Collagen fibrils are a widely accepted standard sample for measurements of biological and soft material properties. Like many biological samples, these fibrils soften and swell once rehydrated and can sway if disturbed with an AFM probe. This third sample, provided by our collaborators at Niigata University in Japan, allows us to demonstrate SICM’s capability to image a sample whose nanoscale topography would otherwise be difficult to acquire with other microscopy techniques.
The collagen fibril was cut and spin-cast on a petri dish and imaged with a Park NX10 system in PBS solution with SICM. Due to the height variation of collagen fibrils, we applied ARS mode only. The XEP software was used to run all the tests. As shown in Figure 5, the protein bundles as well as each individual fibril can be clearly identified in the 10 μm sized images at a 256 x 256 pixel resolution. The thinnest fibril SICM can distinguish (indicated by the black arrow) is only about 90 nm in width. Based on the fact that there is no real contact or force between the end of the pipette and the sample surface, this resolution is quite impressive.

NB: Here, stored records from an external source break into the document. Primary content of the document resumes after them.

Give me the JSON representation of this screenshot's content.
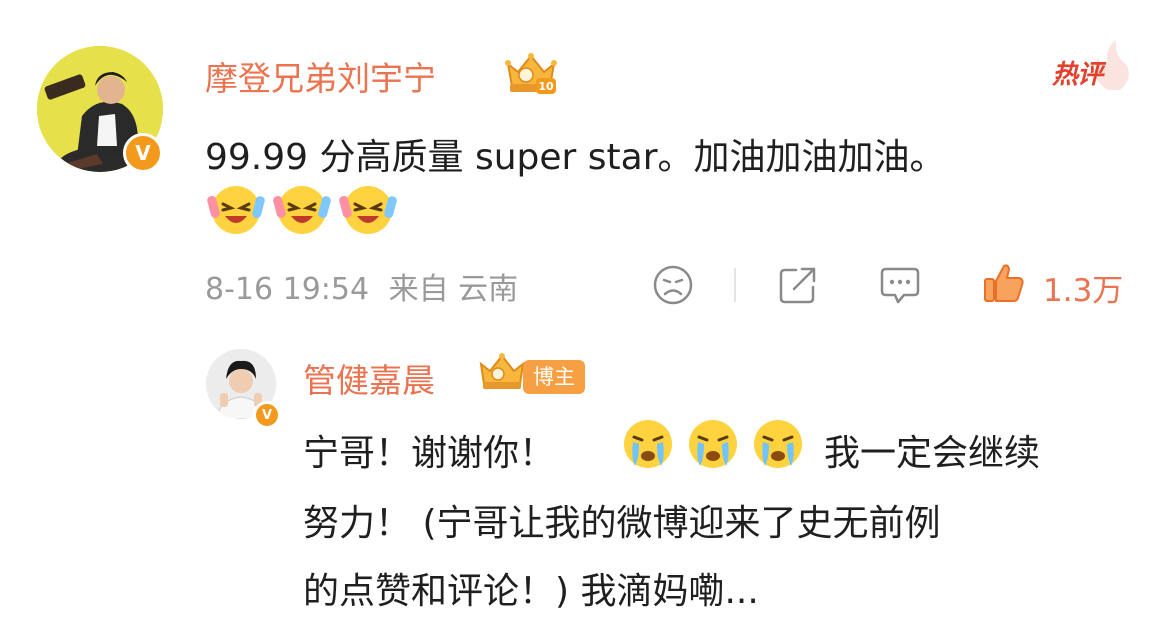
{
  "main_comment": {
    "username": "摩登兄弟刘宇宁",
    "verified_mark": "V",
    "text": "99.99 分高质量 super star。加油加油加油。",
    "emojis": [
      "laugh-cry-emoji",
      "laugh-cry-emoji",
      "laugh-cry-emoji"
    ],
    "hot_label": "热评",
    "time": "8-16 19:54",
    "source": "来自 云南",
    "like_count": "1.3万",
    "icons": [
      "dislike-face-icon",
      "share-icon",
      "comment-icon",
      "thumbs-up-icon"
    ],
    "crown_level": "10"
  },
  "reply": {
    "username": "管健嘉晨",
    "verified_mark": "V",
    "host_tag": "博主",
    "line1_a": "宁哥！谢谢你！",
    "line1_emojis": [
      "crying-emoji",
      "crying-emoji",
      "crying-emoji"
    ],
    "line1_b": "我一定会继续",
    "line2": "努力！ (宁哥让我的微博迎来了史无前例",
    "line3": "的点赞和评论！) 我滴妈嘞..."
  },
  "colors": {
    "accent": "#eb7350",
    "hot": "#e2422c",
    "meta": "#9a9a9a",
    "text": "#1f1f1f"
  }
}
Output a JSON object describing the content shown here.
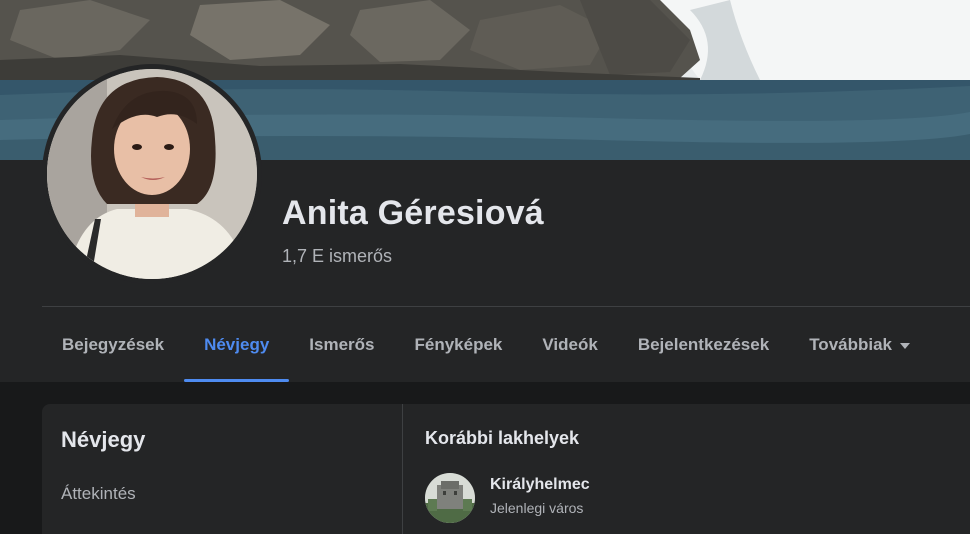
{
  "profile": {
    "name": "Anita Géresiová",
    "friends": "1,7 E ismerős"
  },
  "tabs": [
    {
      "label": "Bejegyzések",
      "active": false
    },
    {
      "label": "Névjegy",
      "active": true
    },
    {
      "label": "Ismerős",
      "active": false
    },
    {
      "label": "Fényképek",
      "active": false
    },
    {
      "label": "Videók",
      "active": false
    },
    {
      "label": "Bejelentkezések",
      "active": false
    },
    {
      "label": "Továbbiak",
      "active": false,
      "dropdown": true
    }
  ],
  "about": {
    "title": "Névjegy",
    "items": [
      "Áttekintés"
    ]
  },
  "places": {
    "title": "Korábbi lakhelyek",
    "entries": [
      {
        "name": "Királyhelmec",
        "desc": "Jelenlegi város"
      }
    ]
  },
  "colors": {
    "background": "#18191a",
    "surface": "#242526",
    "accent": "#4e8bf0",
    "text_primary": "#e4e6eb",
    "text_secondary": "#b0b3b8"
  }
}
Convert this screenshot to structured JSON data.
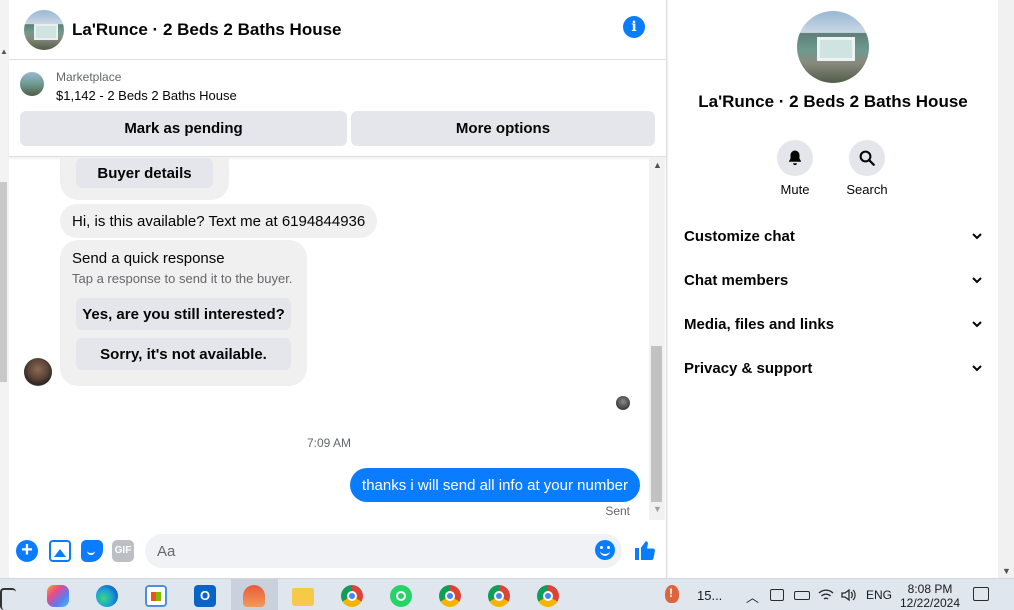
{
  "chat": {
    "title": "La'Runce · 2 Beds 2 Baths House",
    "marketplace": {
      "label": "Marketplace",
      "listing": "$1,142 - 2 Beds 2 Baths House",
      "mark_pending": "Mark as pending",
      "more_options": "More options"
    },
    "messages": {
      "buyer_details": "Buyer details",
      "incoming_text": "Hi, is this available? Text me at 6194844936",
      "quick_response_title": "Send a quick response",
      "quick_response_subtitle": "Tap a response to send it to the buyer.",
      "quick_reply_1": "Yes, are you still interested?",
      "quick_reply_2": "Sorry, it's not available.",
      "timestamp": "7:09 AM",
      "outgoing_text": "thanks i will send all info at your number",
      "status": "Sent"
    },
    "composer": {
      "placeholder": "Aa",
      "gif_label": "GIF"
    }
  },
  "panel": {
    "title": "La'Runce · 2 Beds 2 Baths House",
    "actions": {
      "mute": "Mute",
      "search": "Search"
    },
    "sections": [
      "Customize chat",
      "Chat members",
      "Media, files and links",
      "Privacy & support"
    ]
  },
  "taskbar": {
    "weather": "15...",
    "language": "ENG",
    "time": "8:08 PM",
    "date": "12/22/2024",
    "outlook_letter": "O"
  },
  "colors": {
    "accent": "#0a7cff",
    "bubble_gray": "#f0f0f0",
    "button_gray": "#e4e6eb"
  }
}
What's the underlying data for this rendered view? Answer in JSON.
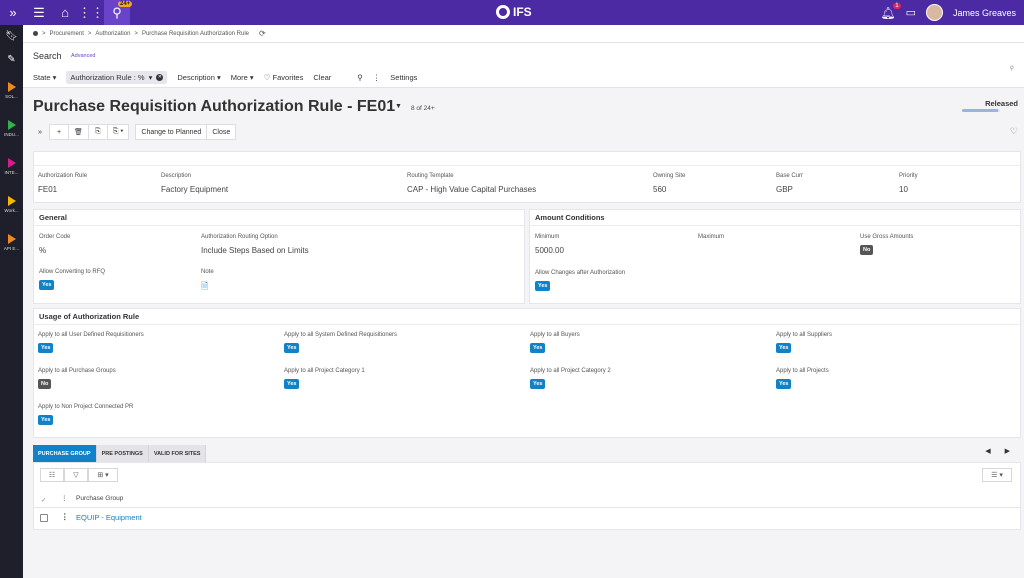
{
  "topbar": {
    "search_badge": "24+",
    "logo": "IFS",
    "notification_count": "1",
    "user_name": "James Greaves"
  },
  "rail": {
    "apps": [
      {
        "label": "SOL...",
        "color": "#f08a1c"
      },
      {
        "label": "INDU...",
        "color": "#2fb34a"
      },
      {
        "label": "INTE...",
        "color": "#d81b8c"
      },
      {
        "label": "Work...",
        "color": "#f5b800"
      },
      {
        "label": "API E...",
        "color": "#f08a1c"
      }
    ]
  },
  "breadcrumb": {
    "items": [
      "Procurement",
      "Authorization",
      "Purchase Requisition Authorization Rule"
    ],
    "separator": ">"
  },
  "search": {
    "title": "Search",
    "advanced": "Advanced",
    "filters": {
      "state": "State",
      "chip": "Authorization Rule : %",
      "description": "Description",
      "more": "More",
      "favorites": "Favorites",
      "clear": "Clear",
      "settings": "Settings"
    }
  },
  "header": {
    "title": "Purchase Requisition Authorization Rule - FE01",
    "record_count": "8 of 24+",
    "status": "Released",
    "status_progress": 0.95
  },
  "toolbar": {
    "change_to_planned": "Change to Planned",
    "close": "Close"
  },
  "summary": {
    "fields": [
      {
        "label": "Authorization Rule",
        "value": "FE01"
      },
      {
        "label": "Description",
        "value": "Factory Equipment"
      },
      {
        "label": "Routing Template",
        "value": "CAP - High Value Capital Purchases"
      },
      {
        "label": "Owning Site",
        "value": "560"
      },
      {
        "label": "Base Curr",
        "value": "GBP"
      },
      {
        "label": "Priority",
        "value": "10"
      }
    ]
  },
  "general": {
    "title": "General",
    "order_code_label": "Order Code",
    "order_code_value": "%",
    "routing_option_label": "Authorization Routing Option",
    "routing_option_value": "Include Steps Based on Limits",
    "allow_rfq_label": "Allow Converting to RFQ",
    "allow_rfq_value": "Yes",
    "note_label": "Note"
  },
  "amount": {
    "title": "Amount Conditions",
    "minimum_label": "Minimum",
    "minimum_value": "5000.00",
    "maximum_label": "Maximum",
    "gross_label": "Use Gross Amounts",
    "gross_value": "No",
    "allow_changes_label": "Allow Changes after Authorization",
    "allow_changes_value": "Yes"
  },
  "usage": {
    "title": "Usage of Authorization Rule",
    "items": [
      {
        "label": "Apply to all User Defined Requisitioners",
        "value": "Yes"
      },
      {
        "label": "Apply to all System Defined Requisitioners",
        "value": "Yes"
      },
      {
        "label": "Apply to all Buyers",
        "value": "Yes"
      },
      {
        "label": "Apply to all Suppliers",
        "value": "Yes"
      },
      {
        "label": "Apply to all Purchase Groups",
        "value": "No"
      },
      {
        "label": "Apply to all Project Category 1",
        "value": "Yes"
      },
      {
        "label": "Apply to all Project Category 2",
        "value": "Yes"
      },
      {
        "label": "Apply to all Projects",
        "value": "Yes"
      },
      {
        "label": "Apply to Non Project Connected PR",
        "value": "Yes"
      }
    ]
  },
  "tabs": [
    {
      "label": "PURCHASE GROUP",
      "active": true
    },
    {
      "label": "PRE POSTINGS",
      "active": false
    },
    {
      "label": "VALID FOR SITES",
      "active": false
    }
  ],
  "grid": {
    "column_header": "Purchase Group",
    "rows": [
      {
        "value": "EQUIP - Equipment"
      }
    ]
  },
  "colors": {
    "topbar": "#4b2aa3",
    "accent_blue": "#1282c6",
    "rail": "#1f1f2b"
  }
}
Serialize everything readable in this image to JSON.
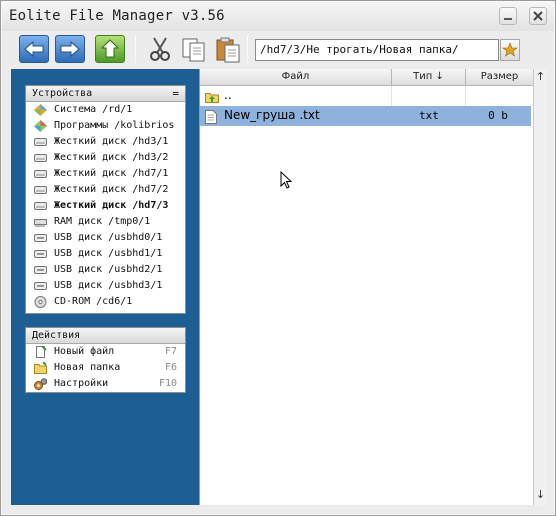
{
  "app": {
    "title": "Eolite File Manager v3.56"
  },
  "toolbar": {
    "path": "/hd7/3/Не трогать/Новая папка/",
    "buttons": [
      "back-icon",
      "forward-icon",
      "up-icon",
      "cut-icon",
      "copy-icon",
      "paste-icon"
    ]
  },
  "devices": {
    "title": "Устройства",
    "toggle": "=",
    "items": [
      {
        "label": "Система /rd/1",
        "icon": "system-icon"
      },
      {
        "label": "Программы /kolibrios",
        "icon": "programs-icon"
      },
      {
        "label": "Жесткий диск /hd3/1",
        "icon": "hdd-icon"
      },
      {
        "label": "Жесткий диск /hd3/2",
        "icon": "hdd-icon"
      },
      {
        "label": "Жесткий диск /hd7/1",
        "icon": "hdd-icon"
      },
      {
        "label": "Жесткий диск /hd7/2",
        "icon": "hdd-icon"
      },
      {
        "label": "Жесткий диск /hd7/3",
        "icon": "hdd-icon",
        "active": true
      },
      {
        "label": "RAM диск /tmp0/1",
        "icon": "ram-icon"
      },
      {
        "label": "USB диск /usbhd0/1",
        "icon": "usb-icon"
      },
      {
        "label": "USB диск /usbhd1/1",
        "icon": "usb-icon"
      },
      {
        "label": "USB диск /usbhd2/1",
        "icon": "usb-icon"
      },
      {
        "label": "USB диск /usbhd3/1",
        "icon": "usb-icon"
      },
      {
        "label": "CD-ROM /cd6/1",
        "icon": "cdrom-icon"
      }
    ]
  },
  "actions": {
    "title": "Действия",
    "items": [
      {
        "label": "Новый файл",
        "hotkey": "F7",
        "icon": "new-file-icon"
      },
      {
        "label": "Новая папка",
        "hotkey": "F6",
        "icon": "new-folder-icon"
      },
      {
        "label": "Настройки",
        "hotkey": "F10",
        "icon": "settings-icon"
      }
    ]
  },
  "filelist": {
    "columns": {
      "name": "Файл",
      "type": "Тип ↓",
      "size": "Размер"
    },
    "scroll_up": "↑",
    "scroll_down": "↓",
    "rows": [
      {
        "name": "..",
        "type": "",
        "size": "",
        "icon": "parent-folder-icon"
      },
      {
        "name": "New_груша .txt",
        "type": "txt",
        "size": "0 b",
        "icon": "text-file-icon",
        "selected": true
      }
    ]
  },
  "colors": {
    "panel_bg": "#1d5f95",
    "selection": "#8fb2dc"
  }
}
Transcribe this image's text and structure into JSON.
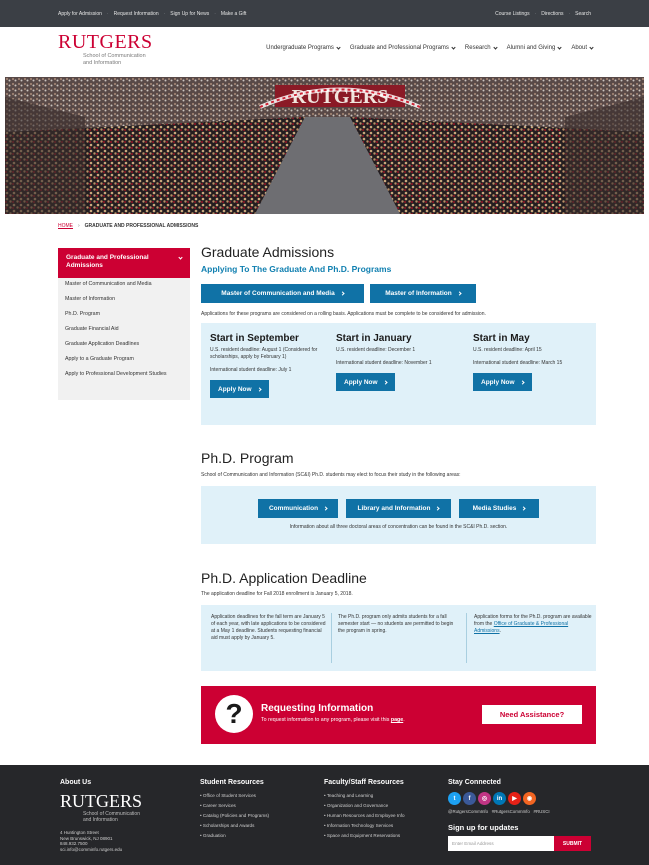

The Park NX10 SICM is based on the Park NX10 AFM platform. The hardware is virtually the same with the exception of an SICM head replacing the standard AFM head on the system. Instead of using an AFM tip to sense the interaction force between the tip and the sample then image the sample topography, the SICM head uses a either a glass pipette with an inner diameter ranging from 80-100 nm or one made of quartz with an inner diameter of 30-50 nm. The pipette is filled with electrolyte solution and connected with an Ag/AgCl electrode while another electrode is connected with the sample in liquid (Figure 1a). A closed circuit forms and with an applied bias between the two electrodes, the ionic current flows from the pipette to the sample (Figure 1b). When the pipette gets closer to the sample, the current decreases and the current-displacement relationship (Figure 1c) is tracked by the system’s fast and accurate feedback loop. When the pipette truly touches the sample surface, the current will drop to zero. The degree of current decrease can be used to back calculate the surface topography. The pipette scans the surface at a given current set-point (normally 99%), which means it always keeps a few hundred nm away from the surface. Quite similar to Scanning Tunneling Microscopy (STM), which takes advantage of the tunneling current to characterize the materials surface, SICM keeps track of the current change to provide not just non-contact, but no-force imaging. In addition, it completely gets rid of cantilever tuning which can add complexity to non-contact in-liquid AFM imaging. This technique not only provides remarkably stable imaging and quantitative data, but also makes the observation of extra soft or sensitive biological materials, such as live cells, at nanoscale possible.